[Referring to international trade agreements] In Quebec, corporations have sued Governments over fracking bans. It is unthinkable that such a thing could happen here in Scotland, but all Algy Cluff would need to do to sue the Scottish Government would be to open up an office in Vancouver—he would not even require an office here.
Extract of speech by Neil Findlay, Labour, Lothian
If—it is a big if—Governments then put in place policy and legislation that run counter to corporate interests, those democratically elected Governments could be taken to court and sued. It has happened in Canada, Australia and elsewhere. What arrogance; what an affront to democracy. I believe that it is for those reasons—and many more—that voters across the UK voted leave.

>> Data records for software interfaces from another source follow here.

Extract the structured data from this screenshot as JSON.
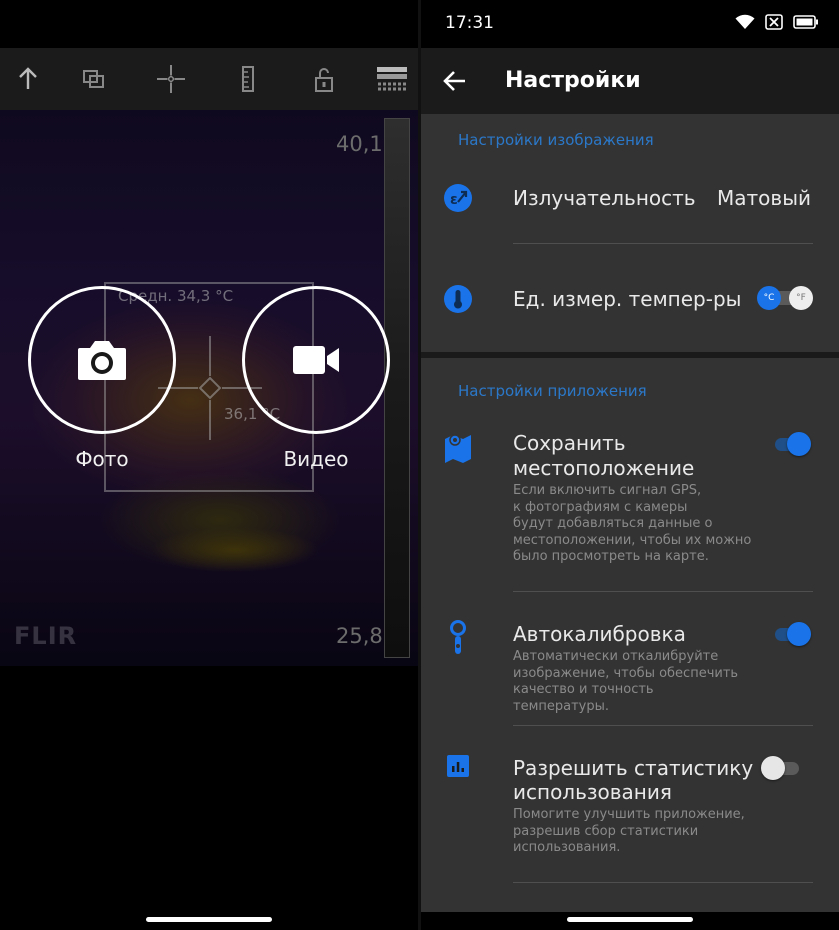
{
  "camera": {
    "scale_max": "40,1",
    "scale_min": "25,8",
    "measure_avg": "Средн. 34,3 °C",
    "measure_spot": "36,1 °C",
    "logo": "FLIR",
    "photo_label": "Фото",
    "video_label": "Видео",
    "toolbar_icons": [
      "arrow-up-icon",
      "overlay-icon",
      "crosshair-icon",
      "ruler-icon",
      "unlock-icon",
      "palette-icon"
    ]
  },
  "status": {
    "time": "17:31",
    "icons": [
      "wifi-icon",
      "no-sim-icon",
      "battery-icon"
    ]
  },
  "settings": {
    "title": "Настройки",
    "image_section": {
      "title": "Настройки изображения",
      "emissivity": {
        "label": "Излучательность",
        "value": "Матовый",
        "icon": "emissivity-icon"
      },
      "temp_unit": {
        "label": "Ед. измер. темпер-ры",
        "celsius": "°C",
        "fahrenheit": "°F",
        "selected": "°C",
        "icon": "thermometer-icon"
      }
    },
    "app_section": {
      "title": "Настройки приложения",
      "save_location": {
        "title_line1": "Сохранить",
        "title_line2": "местоположение",
        "desc": [
          "Если включить сигнал GPS,",
          "к фотографиям с камеры",
          "будут добавляться данные о",
          "местоположении, чтобы их можно",
          "было просмотреть на карте."
        ],
        "enabled": true,
        "icon": "map-pin-icon"
      },
      "autocalibration": {
        "title": "Автокалибровка",
        "desc": [
          "Автоматически откалибруйте",
          "изображение, чтобы обеспечить",
          "качество и точность температуры."
        ],
        "enabled": true,
        "icon": "calibration-icon"
      },
      "usage_stats": {
        "title_line1": "Разрешить статистику",
        "title_line2": "использования",
        "desc": [
          "Помогите улучшить приложение,",
          "разрешив сбор статистики",
          "использования."
        ],
        "enabled": false,
        "icon": "statistics-icon"
      }
    }
  },
  "colors": {
    "accent": "#1a73e8",
    "section_title": "#2b78c9",
    "panel_bg": "#333333",
    "appbar_bg": "#1b1b1b"
  }
}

We must not think that such things could not happen here. Imagine if TTIP had been up and running: Ineos or some other similar company might be dragging the Scottish Government through the investor-state dispute settlement system to stop a democratically elected Parliament deciding its own policy on an issue such as fracking.
Extract of speech by Gillian Martin, SNP, Aberdeenshire East

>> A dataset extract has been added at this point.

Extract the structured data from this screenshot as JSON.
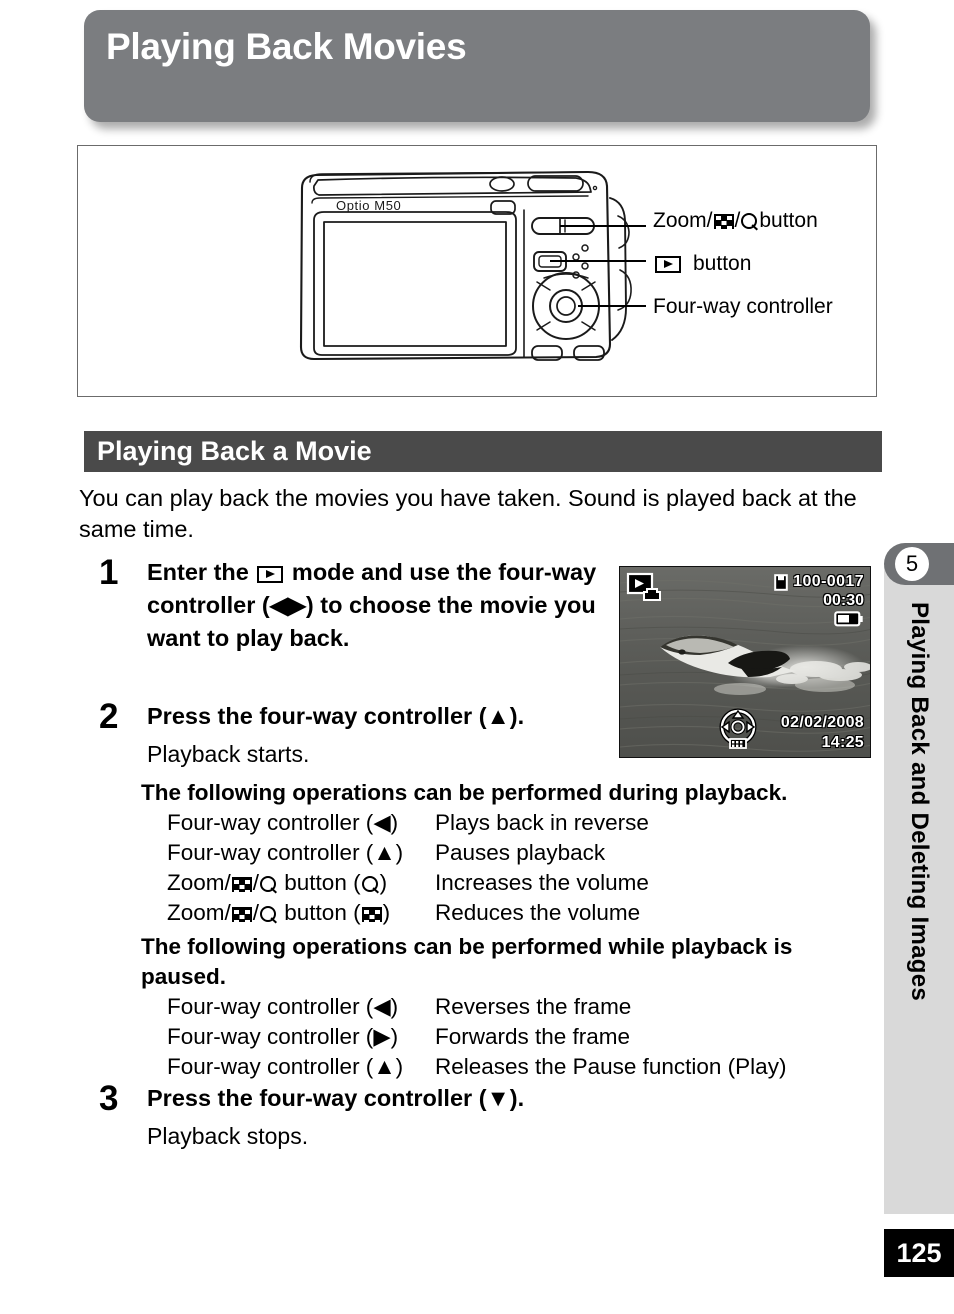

I do not feel particularly comfortable knowing that research funding is reliant on the UK Government, given that neither emissions reduction nor climate change issues are a priority for it. I have to admit that, when I read the Tory amendment and saw the phrase “recognises the positive impact that being part of the UK has had on climate change in Scotland”. I had to take a wee moment to calm myself, remembering how former Tory chancellor George Osborne swept aside the CCS projects and diverted the money elsewhere.
I am also nervous of a UK Government that has allowed fracking contracts to be awarded under national parks with no debate and which has ploughed on with that technology without carrying out any serious research into the environmental consequences. I wonder whether the very heartfelt comments that were made by Mr Golden and Mr Burnett about establishing more woodland mean that they agree that fracking under areas of national significance is an abomination. Do I trust a Government that takes such an approach to support renewable energy or emissions reduction research programmes? Frankly, I do not.